It’s even more impressive when we consider that the internet is often used without actually plugging a cable into the network. When we look at websites on mobile phones, the data is coming in wirelessly through the phone network. Wireless internet, or WiFi, is popular in homes as well as cafes, as it lets us connect many mobiles, laptops and tablet computers to the network without cables. WiFi works by taking a signal that comes in through a cable, and converting it to a radio signal for devices can tap into. On a big scale, a similar method lets us use internet satellites to get internet connections out to remote areas, or to ships at sea.

Over shorter distances, Bluetooth technology lets us send data without a cable by creating a mini network between two devices, so we can do things like sending a photo from a computer to a printer. More and more devices are being networked so we can control them from a distance, such as TVs, cars and refrigerators.
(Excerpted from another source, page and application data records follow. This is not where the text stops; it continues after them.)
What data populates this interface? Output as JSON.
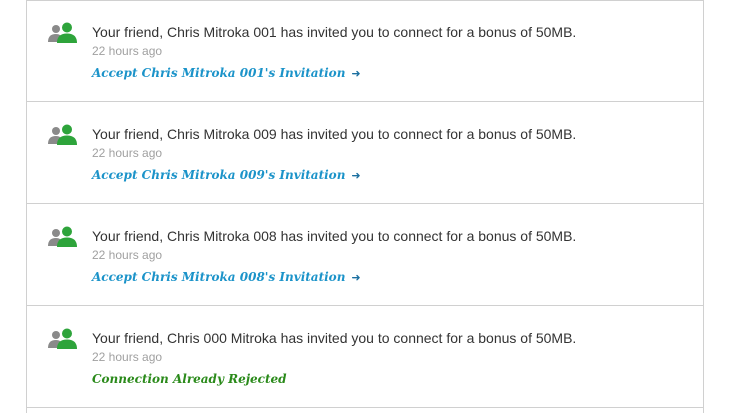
{
  "colors": {
    "link": "#1b93c9",
    "rejected": "#2a8a1a",
    "avatar_primary": "#2ea43b",
    "avatar_secondary": "#8a8a8a"
  },
  "feed": {
    "items": [
      {
        "message": "Your friend, Chris Mitroka 001 has invited you to connect for a bonus of 50MB.",
        "time": "22 hours ago",
        "action": "Accept Chris Mitroka 001's Invitation",
        "icon": "users-icon"
      },
      {
        "message": "Your friend, Chris Mitroka 009 has invited you to connect for a bonus of 50MB.",
        "time": "22 hours ago",
        "action": "Accept Chris Mitroka 009's Invitation",
        "icon": "users-icon"
      },
      {
        "message": "Your friend, Chris Mitroka 008 has invited you to connect for a bonus of 50MB.",
        "time": "22 hours ago",
        "action": "Accept Chris Mitroka 008's Invitation",
        "icon": "users-icon"
      },
      {
        "message": "Your friend, Chris 000 Mitroka has invited you to connect for a bonus of 50MB.",
        "time": "22 hours ago",
        "status": "Connection Already Rejected",
        "icon": "users-icon"
      }
    ]
  }
}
It’s already possible to turn on the heating before we get home by sending a signal via the internet, because heaters are being installed with networked control panels.


WWW: A common language
The internet was first invented in the 1960s by the US Defence Department, who called it ARPAnet. It became popular among universities who found it useful to be able to share data with other schools. Still, it wasn’t until 1991 that the internet as we know it now was born, when Englishman Tim Berners-Lee invented the World Wide Web. WWW became the common language for the whole internet, making it possible for anyone to access any page. Instead of just being for researchers or governments, Tim Berners-Lee wanted the internet to be a social medium, a place where everyone can share ideas with other people and work together.

internet lives


Published by Jessica Furseth

Journalist; Londoner.